There are two general lease types: operating and capital. Each have different accounting procedures and can have a significant impact on business taxes. An operating lease works like a traditional rental. It does not get added to the balance sheet. Payments are operational expenses. There is low maintenance, risk or tax obligations. A capital lease works more like a loan, according to the SBA. The asset is owned for accounting purposes and is added to the balance sheet. Depreciation and interest expenses are claimed, and one takes on all maintenance, risk and tax obligations.
Leases sometimes have buyout options enabling the business owner to fully purchase the asset at the end of the lease. The length of a lease can vary, with shorter leases having higher monthly payments. Leaving a lease early can mean facing steep early termination penalties. The SBA advises having an attorney review a lease before signing, especially if any of the terms or conditions are unclear.
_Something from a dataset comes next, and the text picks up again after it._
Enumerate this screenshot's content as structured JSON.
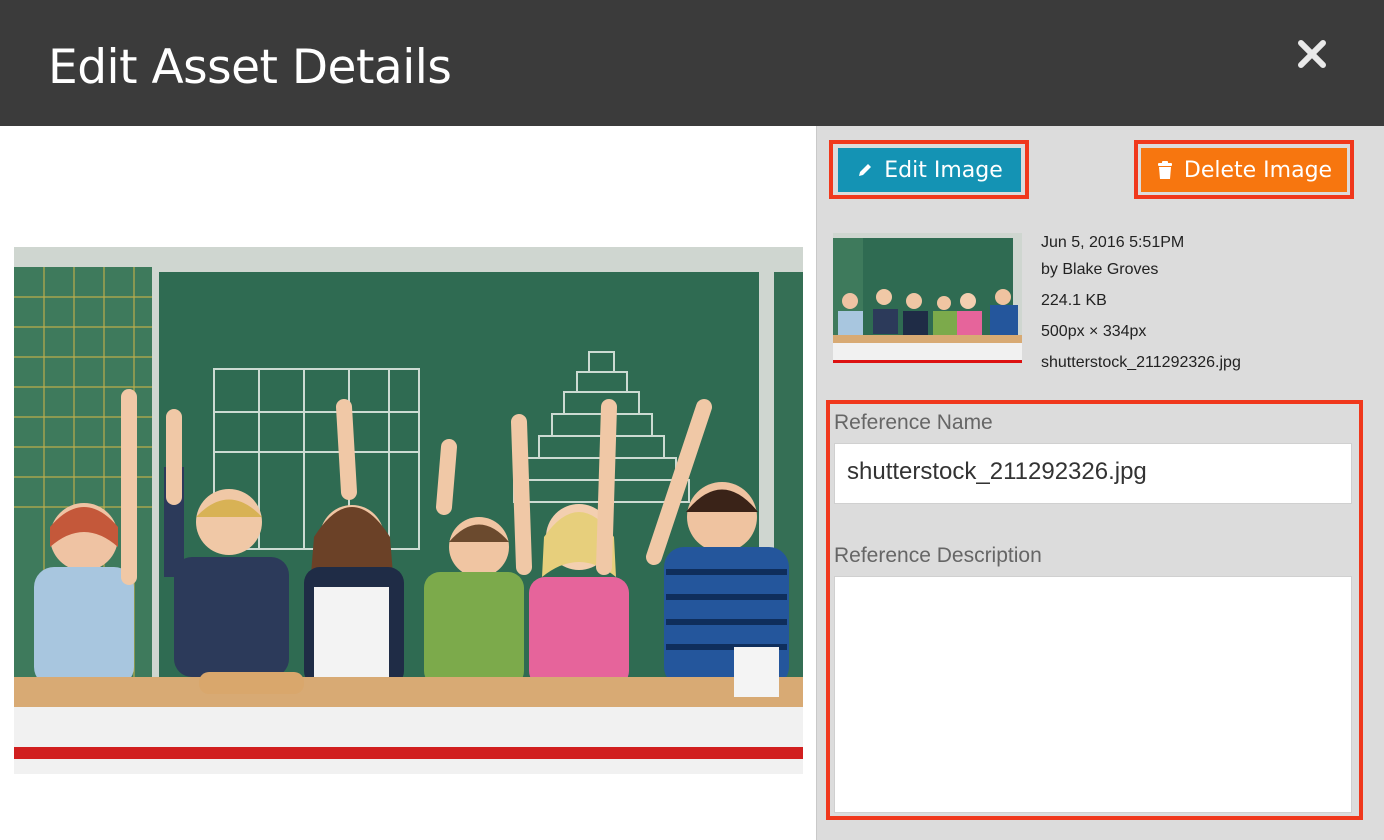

Cohen advises to be conservative in making smart financing decisions on equipment this year.
“While we have been operating for the last few years with a real uptick in business activity, it is in my opinion that sometime in the next 12 to 18 months, we will be in a more conservative business climate,” he says. “Cyclically, our economy is going to tighten, which will lead to a downturn in consumer spending. Business owners must be smart in preparing for a possible ebb and flow in the economy.”
Hiring a consultant is one of the best ways to help make sense of the market, establishing service lines and making equipment investments, Haskett points out.
“We’re reading the market on a regular basis because we are managing small- and medium- sized businesses and the day-to-day. It’s complicated enough without trying to read the tea leaves on macroeconomic things,” he adds.
Haskett advises his clients to look at their equipment and determine whether it is time to replace equipment that’s wearing out while interest rates are still low.
It’s also worth considering selling off pieces of equipment that are not providing a good return on investment because it’s only being used a few times a year, which goes back to the rental consideration, Haskett says. He’s telling his clients to check pricing and wages and prepare for the possibility of changing inflation.
“Make sure they have enough recurring revenue services and not one-off services, because in a tight market, one-off services go away,” he adds. “Look at your balance sheet, look at your debt, look at equipment loans that are at higher rates or close to being paid off, so you can start to accelerate that and improve your balance sheet by reducing some of your debt service.”
Carol Brzozowski is a freelance writer with a specialty in environmental journalism based in Coral Springs, Florida. She can be reached at firstname.lastname@example.org.